I make no predictions for the course of the season, except for very general ones. There should be a minimum of seven wins to be found in the nonconference schedule, barring any oh-shits coming our way from someone like William & Mary. Assuming the 50/50 games like LSU and Stanford turn out just that way - 50/50 - then you're talking nine or so wins in the OOC. That means in order to improve on last year's 15-16 mark, we need to also improve on our showing in the ACC itself. As ever, that's a tough road. So when they say UVA is about the 11th best team in the conference, they're probably right. The results will be what they be, but the real takeaways from the season aren't going to be in the win/loss columns.


Adam said...

Time to queue up the recruit profiles. Big question here, its still way early, does Bennett hold the last scholarship for class of '12, or go for a JC transfer, or blow it here and have 9 scholarships invested in 2 classes??

Brendan said...

I almost always do the basketball profiles as soon as they commit, so here they are from over the summer:




No way Bennett uses the last scholarship on 2011, and the chances of a JUCO guy are only slightly higher. Either would have to be an absolutely perfect situation. Got four for next year, which is a solid number. You don't want to put yourself in a position of absolutely having to have another massive class in a few years.

Anonymous said...

I'm a UVa basketball fan first and foremost, and I have to say I'm thrilled at the recruiting class Bennett has put together. (I'm also thrilled with Bennett in general -- way to go, Littlepage.)
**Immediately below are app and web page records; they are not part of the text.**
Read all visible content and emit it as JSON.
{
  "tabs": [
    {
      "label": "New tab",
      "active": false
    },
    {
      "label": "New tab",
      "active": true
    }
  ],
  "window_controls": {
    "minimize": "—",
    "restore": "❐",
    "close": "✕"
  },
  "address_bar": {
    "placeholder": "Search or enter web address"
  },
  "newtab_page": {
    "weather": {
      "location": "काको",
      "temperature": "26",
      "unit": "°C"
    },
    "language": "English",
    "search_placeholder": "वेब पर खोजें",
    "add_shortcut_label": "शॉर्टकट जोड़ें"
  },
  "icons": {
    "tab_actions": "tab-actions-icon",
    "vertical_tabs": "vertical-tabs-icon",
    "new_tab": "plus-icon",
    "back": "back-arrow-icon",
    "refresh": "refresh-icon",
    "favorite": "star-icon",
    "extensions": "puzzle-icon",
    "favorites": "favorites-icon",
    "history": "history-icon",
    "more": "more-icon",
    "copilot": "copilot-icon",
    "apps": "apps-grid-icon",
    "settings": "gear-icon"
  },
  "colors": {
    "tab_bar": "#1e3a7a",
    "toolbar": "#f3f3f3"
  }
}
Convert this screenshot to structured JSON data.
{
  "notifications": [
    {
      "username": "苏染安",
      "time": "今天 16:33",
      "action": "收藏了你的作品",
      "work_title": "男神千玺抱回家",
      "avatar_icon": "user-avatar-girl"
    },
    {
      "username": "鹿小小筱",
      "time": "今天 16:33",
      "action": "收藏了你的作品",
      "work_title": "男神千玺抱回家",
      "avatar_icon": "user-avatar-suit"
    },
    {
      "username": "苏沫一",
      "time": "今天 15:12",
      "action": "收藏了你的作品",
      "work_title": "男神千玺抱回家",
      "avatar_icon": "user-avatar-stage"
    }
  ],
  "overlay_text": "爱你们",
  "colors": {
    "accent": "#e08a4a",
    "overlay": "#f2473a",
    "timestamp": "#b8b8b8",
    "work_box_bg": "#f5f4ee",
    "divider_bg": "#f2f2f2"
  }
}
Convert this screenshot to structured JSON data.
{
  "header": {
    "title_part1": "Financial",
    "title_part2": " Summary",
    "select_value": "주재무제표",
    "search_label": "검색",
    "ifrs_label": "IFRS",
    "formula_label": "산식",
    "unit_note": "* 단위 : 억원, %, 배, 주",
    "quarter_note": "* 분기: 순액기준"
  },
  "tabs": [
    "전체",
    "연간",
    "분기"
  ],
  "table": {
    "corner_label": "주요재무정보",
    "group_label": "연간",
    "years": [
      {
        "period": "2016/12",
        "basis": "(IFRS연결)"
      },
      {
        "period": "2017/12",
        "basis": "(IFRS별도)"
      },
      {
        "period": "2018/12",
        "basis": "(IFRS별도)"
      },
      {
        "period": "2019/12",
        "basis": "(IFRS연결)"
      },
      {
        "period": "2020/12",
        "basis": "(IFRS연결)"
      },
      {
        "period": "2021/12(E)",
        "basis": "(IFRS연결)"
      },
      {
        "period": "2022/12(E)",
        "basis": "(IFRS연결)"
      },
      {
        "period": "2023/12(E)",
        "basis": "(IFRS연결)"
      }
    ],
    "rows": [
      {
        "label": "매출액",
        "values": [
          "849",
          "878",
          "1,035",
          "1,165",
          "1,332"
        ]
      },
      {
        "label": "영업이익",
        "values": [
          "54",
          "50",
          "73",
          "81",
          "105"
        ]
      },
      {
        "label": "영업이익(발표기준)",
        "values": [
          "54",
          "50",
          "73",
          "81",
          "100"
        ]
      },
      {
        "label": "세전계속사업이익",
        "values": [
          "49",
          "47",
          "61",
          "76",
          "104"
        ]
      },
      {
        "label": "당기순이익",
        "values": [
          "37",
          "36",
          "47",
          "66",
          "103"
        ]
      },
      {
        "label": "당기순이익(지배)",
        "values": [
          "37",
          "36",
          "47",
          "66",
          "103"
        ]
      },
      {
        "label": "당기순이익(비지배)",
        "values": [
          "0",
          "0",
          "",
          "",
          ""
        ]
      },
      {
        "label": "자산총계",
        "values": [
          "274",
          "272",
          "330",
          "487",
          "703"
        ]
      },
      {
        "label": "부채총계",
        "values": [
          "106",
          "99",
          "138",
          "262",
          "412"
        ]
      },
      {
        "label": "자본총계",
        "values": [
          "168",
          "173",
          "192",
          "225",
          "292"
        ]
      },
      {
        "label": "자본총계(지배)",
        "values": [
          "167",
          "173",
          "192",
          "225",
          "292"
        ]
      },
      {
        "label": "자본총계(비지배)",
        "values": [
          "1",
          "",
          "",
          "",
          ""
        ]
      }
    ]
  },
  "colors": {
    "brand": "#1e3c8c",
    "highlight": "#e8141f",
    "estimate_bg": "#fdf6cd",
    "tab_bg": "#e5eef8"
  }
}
They looked good last night -- not the toughest competition they'll face, obviously, but they'll only get better from here. I think this freshman class, under Bennett's system, is going to hugely surprise people this year. I'm ready for Bennett to put the Hoos back on the map!